> **Problem statement**:
Could you show each line of the records that contains the word "title"?

--- Dataset excerpts Enclosed Below ---

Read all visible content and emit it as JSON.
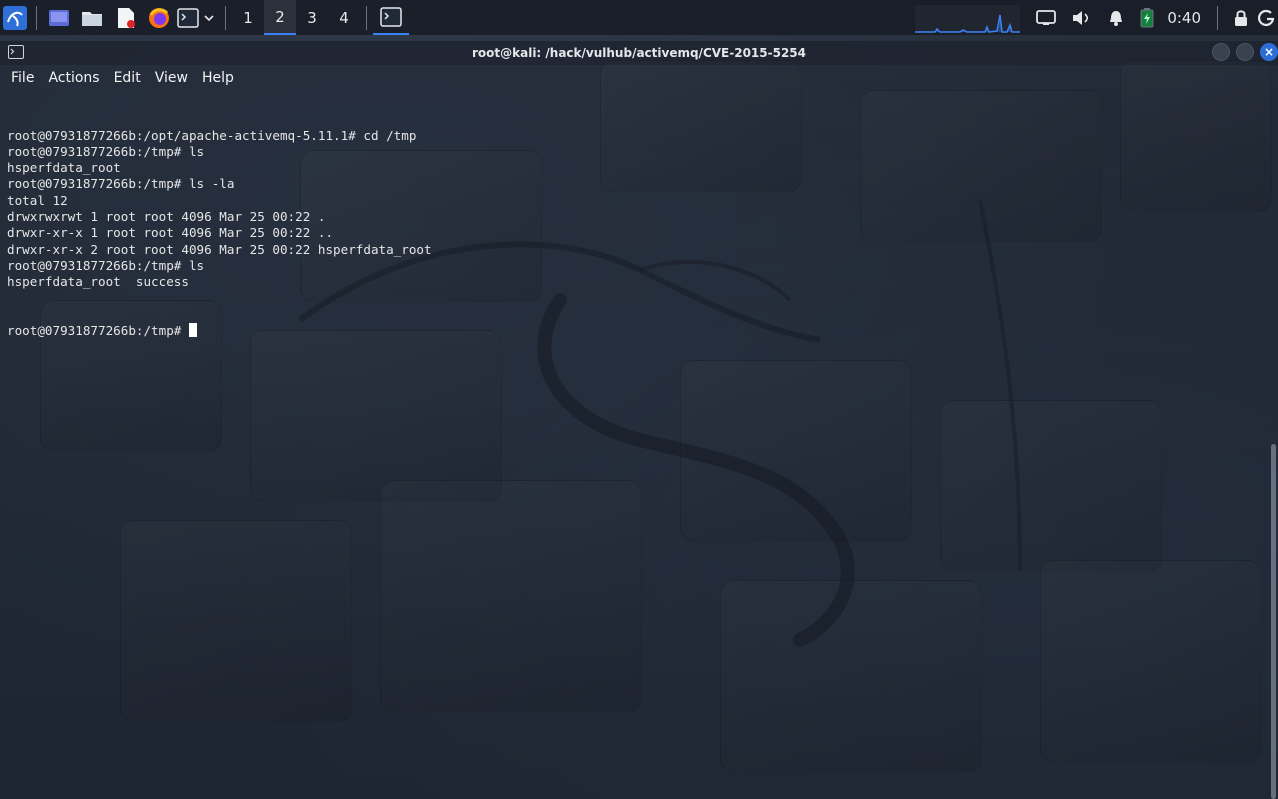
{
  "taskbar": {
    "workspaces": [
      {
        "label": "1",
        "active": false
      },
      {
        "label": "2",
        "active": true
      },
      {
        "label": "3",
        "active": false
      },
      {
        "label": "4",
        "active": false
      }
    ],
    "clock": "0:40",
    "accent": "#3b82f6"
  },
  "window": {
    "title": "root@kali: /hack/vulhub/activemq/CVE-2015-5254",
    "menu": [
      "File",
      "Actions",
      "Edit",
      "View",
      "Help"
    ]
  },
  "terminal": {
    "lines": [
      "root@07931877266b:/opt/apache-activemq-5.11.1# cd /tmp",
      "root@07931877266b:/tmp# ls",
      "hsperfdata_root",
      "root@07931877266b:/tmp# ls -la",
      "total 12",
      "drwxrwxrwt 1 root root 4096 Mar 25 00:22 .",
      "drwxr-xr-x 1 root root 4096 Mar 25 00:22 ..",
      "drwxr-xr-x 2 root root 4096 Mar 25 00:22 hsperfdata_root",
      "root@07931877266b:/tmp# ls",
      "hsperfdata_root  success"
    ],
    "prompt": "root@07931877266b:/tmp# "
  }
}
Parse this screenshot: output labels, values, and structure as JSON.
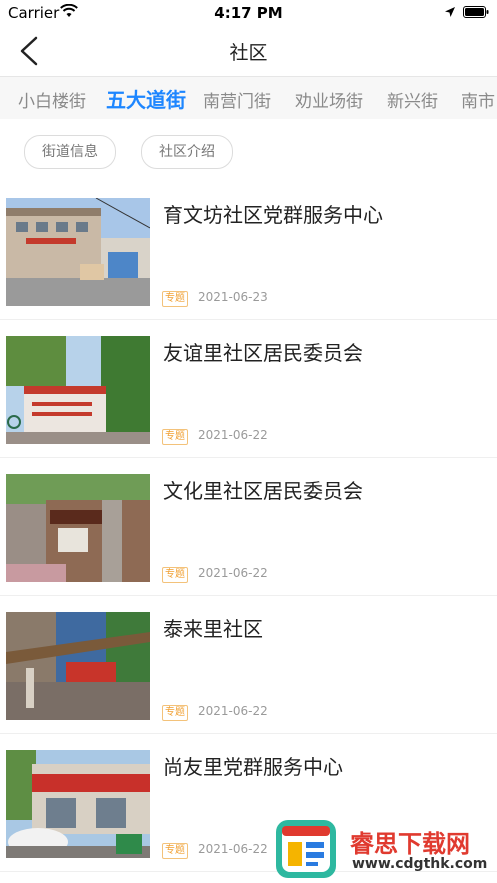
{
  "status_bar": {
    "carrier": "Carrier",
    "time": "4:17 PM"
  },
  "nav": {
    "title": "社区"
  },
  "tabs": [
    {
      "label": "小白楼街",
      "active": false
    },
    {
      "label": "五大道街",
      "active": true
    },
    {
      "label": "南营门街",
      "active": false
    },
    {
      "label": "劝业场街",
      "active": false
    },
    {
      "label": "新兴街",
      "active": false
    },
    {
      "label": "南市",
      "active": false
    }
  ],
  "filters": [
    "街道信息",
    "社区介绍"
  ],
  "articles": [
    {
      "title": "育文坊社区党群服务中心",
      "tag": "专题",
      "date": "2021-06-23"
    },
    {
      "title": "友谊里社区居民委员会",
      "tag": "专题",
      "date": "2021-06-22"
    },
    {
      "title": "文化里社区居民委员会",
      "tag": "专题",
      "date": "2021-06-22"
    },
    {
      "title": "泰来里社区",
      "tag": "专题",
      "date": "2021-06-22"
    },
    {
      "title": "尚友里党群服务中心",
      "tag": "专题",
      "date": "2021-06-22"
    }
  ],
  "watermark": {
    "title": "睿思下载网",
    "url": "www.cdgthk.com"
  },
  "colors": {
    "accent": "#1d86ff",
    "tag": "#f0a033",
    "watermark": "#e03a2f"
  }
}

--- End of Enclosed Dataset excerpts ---

> **Task answer**:
    "title": "root@kali: /hack/vulhub/activemq/CVE-2015-5254",
    "title": "社区"
      "title": "育文坊社区党群服务中心",
      "title": "友谊里社区居民委员会",
      "title": "文化里社区居民委员会",
      "title": "泰来里社区",
      "title": "尚友里党群服务中心",
    "title": "睿思下载网",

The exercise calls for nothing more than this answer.